● TASK BRIEF: Please write out the complete listing that follows, exactly as it reads.
*** DATA RECORDS Section Begins ***
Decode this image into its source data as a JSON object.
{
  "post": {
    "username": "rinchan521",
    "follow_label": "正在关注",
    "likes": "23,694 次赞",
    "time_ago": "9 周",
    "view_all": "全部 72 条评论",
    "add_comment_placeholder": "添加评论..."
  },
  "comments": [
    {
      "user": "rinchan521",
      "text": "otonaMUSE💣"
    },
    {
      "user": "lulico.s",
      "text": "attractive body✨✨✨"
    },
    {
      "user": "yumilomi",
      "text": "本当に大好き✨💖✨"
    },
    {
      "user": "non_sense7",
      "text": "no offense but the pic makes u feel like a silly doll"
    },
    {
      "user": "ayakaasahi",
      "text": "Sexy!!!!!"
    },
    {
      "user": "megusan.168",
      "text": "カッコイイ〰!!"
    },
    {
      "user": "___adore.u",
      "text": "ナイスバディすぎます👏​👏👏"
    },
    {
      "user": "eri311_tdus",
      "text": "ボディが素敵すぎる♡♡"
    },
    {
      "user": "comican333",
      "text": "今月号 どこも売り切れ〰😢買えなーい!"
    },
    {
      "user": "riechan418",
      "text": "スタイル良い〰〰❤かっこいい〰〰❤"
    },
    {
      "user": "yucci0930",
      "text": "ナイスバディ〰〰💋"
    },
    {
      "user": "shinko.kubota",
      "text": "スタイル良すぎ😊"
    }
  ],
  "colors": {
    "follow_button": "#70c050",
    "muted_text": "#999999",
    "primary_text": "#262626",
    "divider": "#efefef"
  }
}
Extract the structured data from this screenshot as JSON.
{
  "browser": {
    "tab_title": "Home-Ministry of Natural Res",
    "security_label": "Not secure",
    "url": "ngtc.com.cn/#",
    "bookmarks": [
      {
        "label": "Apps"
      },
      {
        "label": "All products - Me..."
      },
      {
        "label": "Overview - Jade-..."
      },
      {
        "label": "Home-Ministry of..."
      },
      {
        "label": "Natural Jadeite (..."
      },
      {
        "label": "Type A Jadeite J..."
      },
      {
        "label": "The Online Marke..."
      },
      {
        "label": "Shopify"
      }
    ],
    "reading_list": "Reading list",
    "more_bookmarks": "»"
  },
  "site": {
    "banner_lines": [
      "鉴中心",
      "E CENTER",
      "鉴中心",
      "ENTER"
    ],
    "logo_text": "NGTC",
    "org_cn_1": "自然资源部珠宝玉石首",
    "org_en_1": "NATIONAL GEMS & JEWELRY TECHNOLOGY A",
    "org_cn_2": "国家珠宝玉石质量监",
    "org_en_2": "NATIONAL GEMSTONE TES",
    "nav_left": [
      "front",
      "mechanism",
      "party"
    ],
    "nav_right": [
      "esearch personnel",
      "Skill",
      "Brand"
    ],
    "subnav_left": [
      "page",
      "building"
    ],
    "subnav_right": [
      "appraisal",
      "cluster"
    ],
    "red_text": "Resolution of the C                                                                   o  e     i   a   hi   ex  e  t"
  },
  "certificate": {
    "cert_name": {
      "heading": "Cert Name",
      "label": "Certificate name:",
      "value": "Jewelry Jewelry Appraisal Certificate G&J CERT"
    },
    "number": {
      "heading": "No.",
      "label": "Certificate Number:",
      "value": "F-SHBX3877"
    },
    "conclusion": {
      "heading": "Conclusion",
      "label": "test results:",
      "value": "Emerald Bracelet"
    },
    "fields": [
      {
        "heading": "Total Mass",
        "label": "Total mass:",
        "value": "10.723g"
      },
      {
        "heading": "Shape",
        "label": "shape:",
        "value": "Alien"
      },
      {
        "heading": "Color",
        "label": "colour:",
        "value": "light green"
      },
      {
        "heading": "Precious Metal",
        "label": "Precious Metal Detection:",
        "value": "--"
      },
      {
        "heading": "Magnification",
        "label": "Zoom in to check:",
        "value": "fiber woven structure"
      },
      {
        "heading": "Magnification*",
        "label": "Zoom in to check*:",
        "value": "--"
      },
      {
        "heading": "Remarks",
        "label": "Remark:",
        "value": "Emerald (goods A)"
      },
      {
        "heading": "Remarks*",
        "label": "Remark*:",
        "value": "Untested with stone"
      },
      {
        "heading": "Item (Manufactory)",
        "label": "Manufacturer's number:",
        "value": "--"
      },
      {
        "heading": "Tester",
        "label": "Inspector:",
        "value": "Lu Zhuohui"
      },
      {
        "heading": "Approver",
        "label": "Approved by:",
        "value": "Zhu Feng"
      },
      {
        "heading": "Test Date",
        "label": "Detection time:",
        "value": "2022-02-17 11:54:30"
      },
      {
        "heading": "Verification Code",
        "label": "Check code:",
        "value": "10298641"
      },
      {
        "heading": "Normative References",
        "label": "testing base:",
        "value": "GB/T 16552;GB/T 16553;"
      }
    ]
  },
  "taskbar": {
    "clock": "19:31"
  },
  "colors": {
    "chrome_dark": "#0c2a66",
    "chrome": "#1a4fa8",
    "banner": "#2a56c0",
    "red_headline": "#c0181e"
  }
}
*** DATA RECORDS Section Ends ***
● ANSWER SPACE:
Decode this image into its source data as a JSON object.
{
  "post": {
    "username": "rinchan521",
    "follow_label": "正在关注",
    "likes": "23,694 次赞",
    "time_ago": "9 周",
    "view_all": "全部 72 条评论",
    "add_comment_placeholder": "添加评论..."
  },
  "comments": [
    {
      "user": "rinchan521",
      "text": "otonaMUSE💣"
    },
    {
      "user": "lulico.s",
      "text": "attractive body✨✨✨"
    },
    {
      "user": "yumilomi",
      "text": "本当に大好き✨💖✨"
    },
    {
      "user": "non_sense7",
      "text": "no offense but the pic makes u feel like a silly doll"
    },
    {
      "user": "ayakaasahi",
      "text": "Sexy!!!!!"
    },
    {
      "user": "megusan.168",
      "text": "カッコイイ〰!!"
    },
    {
      "user": "___adore.u",
      "text": "ナイスバディすぎます👏​👏👏"
    },
    {
      "user": "eri311_tdus",
      "text": "ボディが素敵すぎる♡♡"
    },
    {
      "user": "comican333",
      "text": "今月号 どこも売り切れ〰😢買えなーい!"
    },
    {
      "user": "riechan418",
      "text": "スタイル良い〰〰❤かっこいい〰〰❤"
    },
    {
      "user": "yucci0930",
      "text": "ナイスバディ〰〰💋"
    },
    {
      "user": "shinko.kubota",
      "text": "スタイル良すぎ😊"
    }
  ],
  "colors": {
    "follow_button": "#70c050",
    "muted_text": "#999999",
    "primary_text": "#262626",
    "divider": "#efefef"
  }
}
Extract the structured data from this screenshot as JSON.
{
  "browser": {
    "tab_title": "Home-Ministry of Natural Res",
    "security_label": "Not secure",
    "url": "ngtc.com.cn/#",
    "bookmarks": [
      {
        "label": "Apps"
      },
      {
        "label": "All products - Me..."
      },
      {
        "label": "Overview - Jade-..."
      },
      {
        "label": "Home-Ministry of..."
      },
      {
        "label": "Natural Jadeite (..."
      },
      {
        "label": "Type A Jadeite J..."
      },
      {
        "label": "The Online Marke..."
      },
      {
        "label": "Shopify"
      }
    ],
    "reading_list": "Reading list",
    "more_bookmarks": "»"
  },
  "site": {
    "banner_lines": [
      "鉴中心",
      "E CENTER",
      "鉴中心",
      "ENTER"
    ],
    "logo_text": "NGTC",
    "org_cn_1": "自然资源部珠宝玉石首",
    "org_en_1": "NATIONAL GEMS & JEWELRY TECHNOLOGY A",
    "org_cn_2": "国家珠宝玉石质量监",
    "org_en_2": "NATIONAL GEMSTONE TES",
    "nav_left": [
      "front",
      "mechanism",
      "party"
    ],
    "nav_right": [
      "esearch personnel",
      "Skill",
      "Brand"
    ],
    "subnav_left": [
      "page",
      "building"
    ],
    "subnav_right": [
      "appraisal",
      "cluster"
    ],
    "red_text": "Resolution of the C                                                                   o  e     i   a   hi   ex  e  t"
  },
  "certificate": {
    "cert_name": {
      "heading": "Cert Name",
      "label": "Certificate name:",
      "value": "Jewelry Jewelry Appraisal Certificate G&J CERT"
    },
    "number": {
      "heading": "No.",
      "label": "Certificate Number:",
      "value": "F-SHBX3877"
    },
    "conclusion": {
      "heading": "Conclusion",
      "label": "test results:",
      "value": "Emerald Bracelet"
    },
    "fields": [
      {
        "heading": "Total Mass",
        "label": "Total mass:",
        "value": "10.723g"
      },
      {
        "heading": "Shape",
        "label": "shape:",
        "value": "Alien"
      },
      {
        "heading": "Color",
        "label": "colour:",
        "value": "light green"
      },
      {
        "heading": "Precious Metal",
        "label": "Precious Metal Detection:",
        "value": "--"
      },
      {
        "heading": "Magnification",
        "label": "Zoom in to check:",
        "value": "fiber woven structure"
      },
      {
        "heading": "Magnification*",
        "label": "Zoom in to check*:",
        "value": "--"
      },
      {
        "heading": "Remarks",
        "label": "Remark:",
        "value": "Emerald (goods A)"
      },
      {
        "heading": "Remarks*",
        "label": "Remark*:",
        "value": "Untested with stone"
      },
      {
        "heading": "Item (Manufactory)",
        "label": "Manufacturer's number:",
        "value": "--"
      },
      {
        "heading": "Tester",
        "label": "Inspector:",
        "value": "Lu Zhuohui"
      },
      {
        "heading": "Approver",
        "label": "Approved by:",
        "value": "Zhu Feng"
      },
      {
        "heading": "Test Date",
        "label": "Detection time:",
        "value": "2022-02-17 11:54:30"
      },
      {
        "heading": "Verification Code",
        "label": "Check code:",
        "value": "10298641"
      },
      {
        "heading": "Normative References",
        "label": "testing base:",
        "value": "GB/T 16552;GB/T 16553;"
      }
    ]
  },
  "taskbar": {
    "clock": "19:31"
  },
  "colors": {
    "chrome_dark": "#0c2a66",
    "chrome": "#1a4fa8",
    "banner": "#2a56c0",
    "red_headline": "#c0181e"
  }
}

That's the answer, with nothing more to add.